  31. 31. Sequence Diagram User Message Catalog Reservations•Sequence diagrams demonstrate thebehavior of objects in a use case by 1: look up ()describing the objects and the 2: title data ()messages they pass. 3: [not available] reserve title () 4 : title returned ()•The horizontal dimension shows theobjects participating in the interaction. 5: hold title () 5 : title available ()•The vertical arrangement of 6 : borrow title ()messages indicates their order. 6 : remove reservation ()•The labels may contain the seq. # toindicate concurrency.
  32. 32. Interaction Diagrams: Collaboration diagrams start 6: remove reservation 3 : [not available] reserve title User Reservations 5: title available 6 : borrow title 1: look up 2: title data 4 : title returned Catalog 5 : hold titleCollaboration diagrams are equivalent to sequence diagrams. All the features of sequencediagrams are equally applicable to collaboration diagramsUse a sequence diagram when the transfer of information is the focus of attentionUse a collaboration diagram when concentrating on the classes
  33. 33. State Diagrams (Billing Example)State Diagrams show the sequences of states an object goes throughduring its life cycle in response to stimuli, together with its responses andactions; an abstraction of all possible behaviors. Start End Unpaid Paid Invoice created payin Invoice destroying g
  34. 34. State Diagrams (Traffic light example) Traffic Light Start State Transition Red Yellow Green Event
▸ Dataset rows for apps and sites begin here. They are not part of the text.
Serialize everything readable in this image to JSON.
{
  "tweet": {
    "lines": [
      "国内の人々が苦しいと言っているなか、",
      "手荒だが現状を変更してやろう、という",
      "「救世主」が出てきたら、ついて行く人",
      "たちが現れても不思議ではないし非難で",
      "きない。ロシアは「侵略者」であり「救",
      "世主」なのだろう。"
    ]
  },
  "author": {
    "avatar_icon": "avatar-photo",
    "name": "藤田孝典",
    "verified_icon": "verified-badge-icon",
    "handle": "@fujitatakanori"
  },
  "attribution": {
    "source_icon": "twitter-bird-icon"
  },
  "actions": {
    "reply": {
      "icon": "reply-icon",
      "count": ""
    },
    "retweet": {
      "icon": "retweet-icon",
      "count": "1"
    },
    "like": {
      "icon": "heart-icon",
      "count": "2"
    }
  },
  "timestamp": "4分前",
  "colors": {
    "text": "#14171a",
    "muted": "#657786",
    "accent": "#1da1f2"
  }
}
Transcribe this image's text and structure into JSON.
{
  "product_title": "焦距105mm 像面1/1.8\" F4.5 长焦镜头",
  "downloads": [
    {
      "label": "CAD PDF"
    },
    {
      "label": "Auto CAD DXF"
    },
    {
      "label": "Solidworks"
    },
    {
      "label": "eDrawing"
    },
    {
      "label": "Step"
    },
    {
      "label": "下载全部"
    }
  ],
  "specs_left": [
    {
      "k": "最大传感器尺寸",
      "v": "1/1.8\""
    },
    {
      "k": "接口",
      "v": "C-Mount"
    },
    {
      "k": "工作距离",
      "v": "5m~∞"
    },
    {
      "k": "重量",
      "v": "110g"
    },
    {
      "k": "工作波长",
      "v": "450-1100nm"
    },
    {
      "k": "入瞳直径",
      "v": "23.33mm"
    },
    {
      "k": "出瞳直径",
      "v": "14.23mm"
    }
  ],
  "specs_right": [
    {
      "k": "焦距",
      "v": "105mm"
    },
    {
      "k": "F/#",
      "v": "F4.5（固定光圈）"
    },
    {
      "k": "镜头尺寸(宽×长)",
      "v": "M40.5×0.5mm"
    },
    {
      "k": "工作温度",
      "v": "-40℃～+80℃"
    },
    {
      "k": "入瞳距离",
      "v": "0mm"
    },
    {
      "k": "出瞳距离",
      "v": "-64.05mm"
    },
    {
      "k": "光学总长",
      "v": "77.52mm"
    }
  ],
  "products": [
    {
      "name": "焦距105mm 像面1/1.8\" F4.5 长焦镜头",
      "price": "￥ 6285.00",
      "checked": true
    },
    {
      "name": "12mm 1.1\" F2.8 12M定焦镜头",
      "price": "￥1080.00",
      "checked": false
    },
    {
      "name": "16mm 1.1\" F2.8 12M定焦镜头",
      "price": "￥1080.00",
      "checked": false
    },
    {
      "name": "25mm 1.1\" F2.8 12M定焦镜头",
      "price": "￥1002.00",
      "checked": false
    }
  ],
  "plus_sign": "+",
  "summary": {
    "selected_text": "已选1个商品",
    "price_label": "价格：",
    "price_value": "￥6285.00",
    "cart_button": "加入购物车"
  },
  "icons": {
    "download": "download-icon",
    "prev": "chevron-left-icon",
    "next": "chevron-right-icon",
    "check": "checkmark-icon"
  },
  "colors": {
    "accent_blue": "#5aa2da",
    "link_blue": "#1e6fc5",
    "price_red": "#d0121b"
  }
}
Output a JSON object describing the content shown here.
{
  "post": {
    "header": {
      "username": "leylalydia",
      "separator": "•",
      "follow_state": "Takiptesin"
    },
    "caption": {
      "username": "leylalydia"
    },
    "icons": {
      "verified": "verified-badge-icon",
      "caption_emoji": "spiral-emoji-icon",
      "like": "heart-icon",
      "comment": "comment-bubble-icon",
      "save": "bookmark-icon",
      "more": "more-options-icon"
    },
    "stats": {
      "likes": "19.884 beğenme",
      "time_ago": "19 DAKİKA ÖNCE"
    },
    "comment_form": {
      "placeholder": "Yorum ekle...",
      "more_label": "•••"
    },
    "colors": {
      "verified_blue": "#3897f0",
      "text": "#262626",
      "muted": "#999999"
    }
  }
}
  35. 35. What UML Modeling tools we use today? List of UML tools http://en.wikipedia.org/wiki/List_of_UML_tools ArgoUML: http://argouml.tigris.org/ Rational Rose (www.rational.com) by IBM UML Studio 7.1 ( http://www.pragsoft.com/) by Pragsoft Corporation: Capable of handling very large models (tens of thousands of classes). Educational License US$ 125.00; Freeware version. TogetherSoft Control Center; TogetherSoft Solo (http:// www.borland.com/together/index.html) by Borland
  36. 36. Conclusion UML is a standardized specification language for object modeling Several UML diagrams: use-case diagram: a number of use cases (use case models the interaction between actors and software) Class diagram: a model of classes showing the static relationships among them including association and generalization. Sequence diagram: shows the way objects interact with one another as messages are passed between them. Dynamic model State diagram: shows states, events that cause transitions between states. Another dynamic model reflecting the behavior of objects and how they react to specific event There are several UML tools available
  37. 37. Thank you Questions?